A growing strain on mental health centers
The number of students entering college with mental illness is on the rise nationwide, and college mental health centers are scrambling to help diagnose and support a range of conditions.
About 30 percent of college students reported feeling “so depressed that it was difficult to function” at a point in the past year, according to the American College Health Association’s annual survey. About 10 percent of college students have thought about suicide within the past year.
The University’s policies for treating students with serious mental health conditions also came under scrutiny in 2006, under a previous counseling center director.
A former student, Jordan Nott, filed a lawsuit claiming that GW suspended him after admitting himself to the hospital for suicidal thoughts.
Citing the school’s “psychological distress policy” and the “endangering behavior policy,” administrators immediately suspended Nott from the University, barred him from campus property — including his dorm room — and told him that he would be trespassing and could be arrested if found on campus after discharge from the hospital. Nott and the University ultimately settled the case for an undisclosed sum.
Andrews added that the UCC is dedicated to helping students “overcome difficulties and challenges that may interfere with their academic success.”
Preserving privacy, protecting against liability
UCC director Silvio Weisner, who was hired in fall 2012, has previously said that student’s mental health conditions would be kept private – not be shared with other University departments – except in certain “need-to-know” circumstances, such as a student who poses a risk to harm themselves or others.
“[Records] are maintained separate from a student’s academic record and not released without a student’s written permission – unless we’re talking about one of the exceptions to confidentiality, in which case information may be shared on a need-to-know basis,” Weisner said in an interview last fall.
The conversation about how to balance mental health treatment and student safety escalated in the wake of the Virginia Tech massacre in 2007. The shooter had been treated at the campus health center for severe depression and suicidal thoughts.
Universities have also confronted the issue of liability in the wake of a 2000 lawsuit against Massachusetts Institute of Technology. The parents of a deceased student sued the university for failing to protect and care for their daughter, who committed suicide in her dorm room after years of treatment at MIT’s counseling center for severe depression and suicidal thoughts.
Frank LoMonte, executive director of the Student Press Law Center, said liability is a key concern for universities, though those kinds of policies do more harm than good because it uproots students from their support system.

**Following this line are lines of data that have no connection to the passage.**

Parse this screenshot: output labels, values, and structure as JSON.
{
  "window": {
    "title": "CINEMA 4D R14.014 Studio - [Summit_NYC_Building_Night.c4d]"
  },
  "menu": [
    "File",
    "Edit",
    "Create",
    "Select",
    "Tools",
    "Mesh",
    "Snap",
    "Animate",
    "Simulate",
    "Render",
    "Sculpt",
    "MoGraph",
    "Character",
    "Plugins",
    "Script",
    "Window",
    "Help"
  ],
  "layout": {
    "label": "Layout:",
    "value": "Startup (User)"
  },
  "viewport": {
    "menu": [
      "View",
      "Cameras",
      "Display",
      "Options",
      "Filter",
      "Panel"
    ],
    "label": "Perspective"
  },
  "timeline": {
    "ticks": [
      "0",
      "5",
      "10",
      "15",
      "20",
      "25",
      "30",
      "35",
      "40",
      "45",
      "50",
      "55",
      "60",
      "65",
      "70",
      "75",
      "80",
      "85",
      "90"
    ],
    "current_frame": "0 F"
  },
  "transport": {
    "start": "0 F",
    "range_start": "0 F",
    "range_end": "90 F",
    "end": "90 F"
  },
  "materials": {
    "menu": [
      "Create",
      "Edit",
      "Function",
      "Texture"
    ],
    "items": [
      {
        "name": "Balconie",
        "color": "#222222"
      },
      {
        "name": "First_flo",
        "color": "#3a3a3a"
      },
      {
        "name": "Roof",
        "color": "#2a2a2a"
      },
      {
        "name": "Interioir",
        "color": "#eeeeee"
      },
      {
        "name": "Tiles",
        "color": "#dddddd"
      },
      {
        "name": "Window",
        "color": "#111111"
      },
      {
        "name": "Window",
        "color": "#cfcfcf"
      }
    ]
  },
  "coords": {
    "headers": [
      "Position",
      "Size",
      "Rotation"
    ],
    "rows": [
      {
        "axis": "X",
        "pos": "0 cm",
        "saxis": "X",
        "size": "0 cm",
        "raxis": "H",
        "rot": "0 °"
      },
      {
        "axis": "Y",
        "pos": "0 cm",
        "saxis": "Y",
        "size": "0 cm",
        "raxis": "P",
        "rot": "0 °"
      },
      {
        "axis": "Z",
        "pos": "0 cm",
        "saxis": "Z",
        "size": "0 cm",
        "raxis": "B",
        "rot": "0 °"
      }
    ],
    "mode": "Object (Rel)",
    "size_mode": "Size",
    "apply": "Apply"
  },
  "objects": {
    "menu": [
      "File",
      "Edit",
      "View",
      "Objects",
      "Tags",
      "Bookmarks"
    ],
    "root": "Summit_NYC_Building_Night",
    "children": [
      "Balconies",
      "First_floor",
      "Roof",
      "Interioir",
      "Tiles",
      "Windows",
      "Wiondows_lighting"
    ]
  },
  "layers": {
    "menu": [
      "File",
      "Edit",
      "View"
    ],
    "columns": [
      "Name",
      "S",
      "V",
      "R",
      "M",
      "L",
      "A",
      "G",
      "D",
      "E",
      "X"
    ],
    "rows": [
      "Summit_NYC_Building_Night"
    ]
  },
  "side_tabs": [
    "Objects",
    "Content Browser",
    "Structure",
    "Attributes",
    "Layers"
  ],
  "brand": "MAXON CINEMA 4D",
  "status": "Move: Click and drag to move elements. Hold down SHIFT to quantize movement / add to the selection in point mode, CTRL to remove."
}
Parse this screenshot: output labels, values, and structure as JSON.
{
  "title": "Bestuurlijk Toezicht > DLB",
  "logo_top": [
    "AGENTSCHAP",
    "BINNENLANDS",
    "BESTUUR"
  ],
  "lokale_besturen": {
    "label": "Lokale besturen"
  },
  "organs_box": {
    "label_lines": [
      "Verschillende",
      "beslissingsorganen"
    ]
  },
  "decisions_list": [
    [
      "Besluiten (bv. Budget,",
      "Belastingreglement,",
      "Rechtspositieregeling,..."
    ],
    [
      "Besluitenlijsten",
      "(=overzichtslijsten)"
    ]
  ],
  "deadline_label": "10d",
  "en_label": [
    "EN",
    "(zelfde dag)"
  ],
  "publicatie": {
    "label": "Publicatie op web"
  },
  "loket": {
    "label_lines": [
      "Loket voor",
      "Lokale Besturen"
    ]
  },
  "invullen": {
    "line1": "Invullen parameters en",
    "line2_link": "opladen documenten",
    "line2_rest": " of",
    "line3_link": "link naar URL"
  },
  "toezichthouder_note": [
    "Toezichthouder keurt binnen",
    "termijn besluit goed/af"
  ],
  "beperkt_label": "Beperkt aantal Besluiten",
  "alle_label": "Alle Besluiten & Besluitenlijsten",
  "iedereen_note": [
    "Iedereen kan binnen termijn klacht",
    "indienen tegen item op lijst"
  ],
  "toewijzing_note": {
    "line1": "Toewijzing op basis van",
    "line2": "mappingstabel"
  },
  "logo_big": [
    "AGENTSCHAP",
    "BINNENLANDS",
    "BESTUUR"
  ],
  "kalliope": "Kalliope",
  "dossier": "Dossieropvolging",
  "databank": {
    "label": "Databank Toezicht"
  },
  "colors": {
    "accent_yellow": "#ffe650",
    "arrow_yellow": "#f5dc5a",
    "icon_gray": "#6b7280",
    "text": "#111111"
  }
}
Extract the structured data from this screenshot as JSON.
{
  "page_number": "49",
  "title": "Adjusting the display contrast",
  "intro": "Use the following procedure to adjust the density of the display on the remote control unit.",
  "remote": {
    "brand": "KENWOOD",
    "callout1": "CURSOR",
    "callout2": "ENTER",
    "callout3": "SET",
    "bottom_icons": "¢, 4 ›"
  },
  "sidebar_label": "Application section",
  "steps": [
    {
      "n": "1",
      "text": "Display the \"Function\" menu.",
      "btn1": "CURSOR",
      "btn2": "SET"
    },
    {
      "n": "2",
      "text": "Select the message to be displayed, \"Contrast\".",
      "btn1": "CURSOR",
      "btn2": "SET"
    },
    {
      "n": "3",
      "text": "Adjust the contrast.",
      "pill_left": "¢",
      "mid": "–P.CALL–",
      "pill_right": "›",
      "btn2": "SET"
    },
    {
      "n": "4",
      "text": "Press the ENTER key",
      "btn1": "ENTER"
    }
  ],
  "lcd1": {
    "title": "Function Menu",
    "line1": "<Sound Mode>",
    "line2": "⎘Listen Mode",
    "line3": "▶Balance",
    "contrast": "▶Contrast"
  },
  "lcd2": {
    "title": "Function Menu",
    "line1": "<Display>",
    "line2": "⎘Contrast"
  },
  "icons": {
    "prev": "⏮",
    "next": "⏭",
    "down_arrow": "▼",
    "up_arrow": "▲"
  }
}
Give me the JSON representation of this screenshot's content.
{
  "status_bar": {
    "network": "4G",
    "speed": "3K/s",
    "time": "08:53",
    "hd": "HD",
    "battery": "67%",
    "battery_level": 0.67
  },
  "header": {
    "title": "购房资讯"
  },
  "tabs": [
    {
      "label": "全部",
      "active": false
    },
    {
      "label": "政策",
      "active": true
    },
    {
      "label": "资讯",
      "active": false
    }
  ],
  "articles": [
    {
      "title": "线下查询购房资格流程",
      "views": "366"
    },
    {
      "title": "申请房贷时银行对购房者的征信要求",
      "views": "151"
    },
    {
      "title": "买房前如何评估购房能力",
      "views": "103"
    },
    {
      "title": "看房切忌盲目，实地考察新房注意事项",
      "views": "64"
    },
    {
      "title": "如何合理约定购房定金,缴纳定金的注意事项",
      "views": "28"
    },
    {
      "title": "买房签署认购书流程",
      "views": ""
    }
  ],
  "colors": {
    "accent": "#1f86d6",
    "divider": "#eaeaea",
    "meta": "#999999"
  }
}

“The liability concerns are driving the train,” LoMonte said. “Mandatory withdrawal policies have existed on the books for a long time in secrecy, but it’s time for it to be openly debated if that’s a defensible way to respond to suicide.”
The challenge is likely to accelerate, said Peter Lake, a lawyer who is the director of the Center for Excellence in Higher Education Law and Policy. He said universities are largely unprepared to deal with the large number of students entering college with mental illnesses.
“You’re really dealing with the first large generation of people making it into higher education that also have a variety of mental health challenges.” Lake said. “The generation of people managing this is largely in new territory.”